Task requirements: Word for word, print the entries that follow.

(Page and application data records)

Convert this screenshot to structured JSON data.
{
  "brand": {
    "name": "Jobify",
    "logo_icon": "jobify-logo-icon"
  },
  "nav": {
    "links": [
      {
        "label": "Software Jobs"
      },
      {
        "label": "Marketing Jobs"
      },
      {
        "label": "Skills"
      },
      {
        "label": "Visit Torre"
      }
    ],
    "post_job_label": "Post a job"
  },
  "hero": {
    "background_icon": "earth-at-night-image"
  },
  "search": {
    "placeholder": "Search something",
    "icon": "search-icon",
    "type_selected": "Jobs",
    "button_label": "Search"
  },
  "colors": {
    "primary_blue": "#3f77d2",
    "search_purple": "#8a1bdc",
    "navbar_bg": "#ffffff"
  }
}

Written solution:
Convert this screenshot to structured JSON data.
{
  "brand": {
    "name": "Jobify",
    "logo_icon": "jobify-logo-icon"
  },
  "nav": {
    "links": [
      {
        "label": "Software Jobs"
      },
      {
        "label": "Marketing Jobs"
      },
      {
        "label": "Skills"
      },
      {
        "label": "Visit Torre"
      }
    ],
    "post_job_label": "Post a job"
  },
  "hero": {
    "background_icon": "earth-at-night-image"
  },
  "search": {
    "placeholder": "Search something",
    "icon": "search-icon",
    "type_selected": "Jobs",
    "button_label": "Search"
  },
  "colors": {
    "primary_blue": "#3f77d2",
    "search_purple": "#8a1bdc",
    "navbar_bg": "#ffffff"
  }
}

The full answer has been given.